Brian McLaren – one of the leading voices of the Emerging Church movement had the following exchange with an audience lately:
“Brian McLaren was about to speak at a church youth convention when his host asked the audience a provocative question.
How many considered themselves liberal Christians? A smattering of hands and a few cheers. Conservative? Louder claps and hoots. Then he asked: ‘How many of you wish there could be a third alternative?’
The room erupted with cheers. The host then introduced McLaren as a fellow pilgrim in search of the third alternative. The nondenominational evangelist —- labeled a ‘sage’ for ’emergent church,’ a growing theological movement aimed at a new generation —- was surprised by the response but says he understands it now.
‘One of the reasons they cheered is their sense that the polarization between conservative and liberal, evangelical and mainline, left and right has gotten so extreme, it seems like a cartoon,’ he says. ‘People have this sense that we’ve lost our balance.'”

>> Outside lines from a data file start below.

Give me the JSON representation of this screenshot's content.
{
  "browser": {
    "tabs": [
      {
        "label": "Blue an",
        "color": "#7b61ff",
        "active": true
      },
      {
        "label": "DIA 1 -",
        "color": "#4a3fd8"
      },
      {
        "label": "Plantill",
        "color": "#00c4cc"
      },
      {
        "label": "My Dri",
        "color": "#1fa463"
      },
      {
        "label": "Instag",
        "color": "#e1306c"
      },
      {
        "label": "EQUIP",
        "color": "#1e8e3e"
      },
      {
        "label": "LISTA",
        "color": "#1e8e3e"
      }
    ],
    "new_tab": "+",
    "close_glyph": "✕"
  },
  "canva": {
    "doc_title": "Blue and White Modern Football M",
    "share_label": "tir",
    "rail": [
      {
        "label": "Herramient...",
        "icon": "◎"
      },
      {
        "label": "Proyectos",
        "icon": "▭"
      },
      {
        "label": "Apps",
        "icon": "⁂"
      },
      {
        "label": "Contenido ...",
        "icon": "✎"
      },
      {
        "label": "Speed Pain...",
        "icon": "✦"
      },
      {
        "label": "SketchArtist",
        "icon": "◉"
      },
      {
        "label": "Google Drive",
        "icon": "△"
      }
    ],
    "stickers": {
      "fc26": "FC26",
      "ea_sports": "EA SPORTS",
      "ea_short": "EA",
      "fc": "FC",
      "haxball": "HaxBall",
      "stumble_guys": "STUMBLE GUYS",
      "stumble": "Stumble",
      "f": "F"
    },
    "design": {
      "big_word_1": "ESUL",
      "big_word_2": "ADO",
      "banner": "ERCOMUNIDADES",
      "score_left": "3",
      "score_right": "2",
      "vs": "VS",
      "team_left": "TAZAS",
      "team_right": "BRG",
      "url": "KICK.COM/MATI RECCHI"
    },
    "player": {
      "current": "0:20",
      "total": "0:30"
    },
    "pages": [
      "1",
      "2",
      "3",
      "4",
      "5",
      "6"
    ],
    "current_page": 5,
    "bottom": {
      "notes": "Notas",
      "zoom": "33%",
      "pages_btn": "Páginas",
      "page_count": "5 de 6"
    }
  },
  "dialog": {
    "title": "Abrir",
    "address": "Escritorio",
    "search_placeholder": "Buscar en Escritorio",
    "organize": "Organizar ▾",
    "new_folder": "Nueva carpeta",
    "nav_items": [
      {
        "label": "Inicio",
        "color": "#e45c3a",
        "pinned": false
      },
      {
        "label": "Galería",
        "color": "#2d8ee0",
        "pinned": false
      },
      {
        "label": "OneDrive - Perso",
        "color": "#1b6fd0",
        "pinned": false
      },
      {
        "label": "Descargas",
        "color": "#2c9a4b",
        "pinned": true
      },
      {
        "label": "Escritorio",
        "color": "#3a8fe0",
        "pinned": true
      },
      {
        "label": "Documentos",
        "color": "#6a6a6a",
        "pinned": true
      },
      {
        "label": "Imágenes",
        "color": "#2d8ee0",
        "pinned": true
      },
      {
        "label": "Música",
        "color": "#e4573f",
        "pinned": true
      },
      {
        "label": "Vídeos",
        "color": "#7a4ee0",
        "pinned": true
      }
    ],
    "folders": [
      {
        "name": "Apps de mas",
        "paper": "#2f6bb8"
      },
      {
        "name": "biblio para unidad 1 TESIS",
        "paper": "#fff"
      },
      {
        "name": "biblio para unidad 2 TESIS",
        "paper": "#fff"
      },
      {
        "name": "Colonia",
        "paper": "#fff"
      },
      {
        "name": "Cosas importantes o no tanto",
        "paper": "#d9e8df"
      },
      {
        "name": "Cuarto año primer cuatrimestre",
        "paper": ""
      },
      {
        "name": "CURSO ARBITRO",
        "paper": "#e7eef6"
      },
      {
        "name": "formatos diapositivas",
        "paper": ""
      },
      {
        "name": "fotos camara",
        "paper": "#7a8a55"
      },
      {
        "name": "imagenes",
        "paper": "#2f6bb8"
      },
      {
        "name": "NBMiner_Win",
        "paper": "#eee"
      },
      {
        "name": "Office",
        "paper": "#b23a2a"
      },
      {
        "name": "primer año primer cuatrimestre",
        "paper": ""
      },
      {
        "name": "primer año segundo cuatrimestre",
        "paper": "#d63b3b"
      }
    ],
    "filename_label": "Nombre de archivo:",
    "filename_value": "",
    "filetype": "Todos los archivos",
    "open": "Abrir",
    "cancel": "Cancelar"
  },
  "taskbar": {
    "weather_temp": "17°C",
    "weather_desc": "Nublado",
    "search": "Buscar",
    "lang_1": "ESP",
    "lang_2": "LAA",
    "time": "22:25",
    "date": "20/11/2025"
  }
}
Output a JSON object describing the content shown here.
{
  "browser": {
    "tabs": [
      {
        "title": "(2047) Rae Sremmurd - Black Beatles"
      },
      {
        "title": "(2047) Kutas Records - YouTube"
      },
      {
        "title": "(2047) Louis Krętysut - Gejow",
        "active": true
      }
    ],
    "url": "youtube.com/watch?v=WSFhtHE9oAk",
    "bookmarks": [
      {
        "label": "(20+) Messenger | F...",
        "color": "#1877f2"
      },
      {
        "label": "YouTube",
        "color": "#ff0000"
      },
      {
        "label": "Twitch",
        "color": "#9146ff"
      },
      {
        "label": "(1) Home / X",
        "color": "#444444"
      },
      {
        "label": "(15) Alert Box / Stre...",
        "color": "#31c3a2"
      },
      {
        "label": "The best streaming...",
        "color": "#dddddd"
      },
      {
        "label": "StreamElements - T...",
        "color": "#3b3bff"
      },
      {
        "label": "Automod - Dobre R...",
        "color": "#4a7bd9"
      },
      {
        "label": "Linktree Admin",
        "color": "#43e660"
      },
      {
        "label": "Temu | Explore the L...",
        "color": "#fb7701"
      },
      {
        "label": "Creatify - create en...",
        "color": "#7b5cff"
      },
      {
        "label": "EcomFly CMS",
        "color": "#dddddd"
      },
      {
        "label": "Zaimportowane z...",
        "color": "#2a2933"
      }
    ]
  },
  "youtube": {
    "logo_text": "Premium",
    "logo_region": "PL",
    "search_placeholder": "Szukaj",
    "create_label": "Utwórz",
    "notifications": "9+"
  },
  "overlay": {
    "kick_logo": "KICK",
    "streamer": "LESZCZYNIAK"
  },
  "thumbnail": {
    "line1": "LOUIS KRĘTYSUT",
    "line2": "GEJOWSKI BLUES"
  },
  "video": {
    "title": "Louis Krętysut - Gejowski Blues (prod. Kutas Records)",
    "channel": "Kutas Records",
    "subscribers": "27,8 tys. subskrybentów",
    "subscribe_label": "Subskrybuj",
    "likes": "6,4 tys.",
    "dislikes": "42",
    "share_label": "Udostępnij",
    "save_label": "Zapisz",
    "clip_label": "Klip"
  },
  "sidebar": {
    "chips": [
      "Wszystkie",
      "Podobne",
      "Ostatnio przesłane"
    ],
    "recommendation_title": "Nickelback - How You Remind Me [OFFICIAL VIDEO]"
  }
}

The clergy retreat I just attended featured Howard Anderson (from the College of Preachers) as one of our presenters. One of the points that Howard made again and again is that the idea of dividing up the Church between two poles of liberal and conservative (or reappraiser and reasserter) is really modernist view of what is happening. In fact, as Diana Butler Bass has pointed out, there are many more strands present in the present controversy.
I’ve often thought that the idea of “centrism” which has been discussed so often on this blog is really just a way of saying that we represent the party of the intentional Church rather than the established church (to borrow Butler Bass’s category). Centrists seem more focused on gathering in worship with people than on making sure that everyone has the same agreed upon world-view and understanding of the mechanisms of salvation. It’s a community focused on the praxis of work and worship more than on the question of who’s in and who’s out of the Kingdom.
McLauren’s work in the Emerging Church movement has been one of my chief guides in coming to recognize the way this dynamic is being played out in the conflicts being seen in the mainline churches these days.
Read the rest here: Faith & Values: Voice of ‘sage’ inspires, unsettles | ajc.com
Thanks TitusOneNine for the pointer.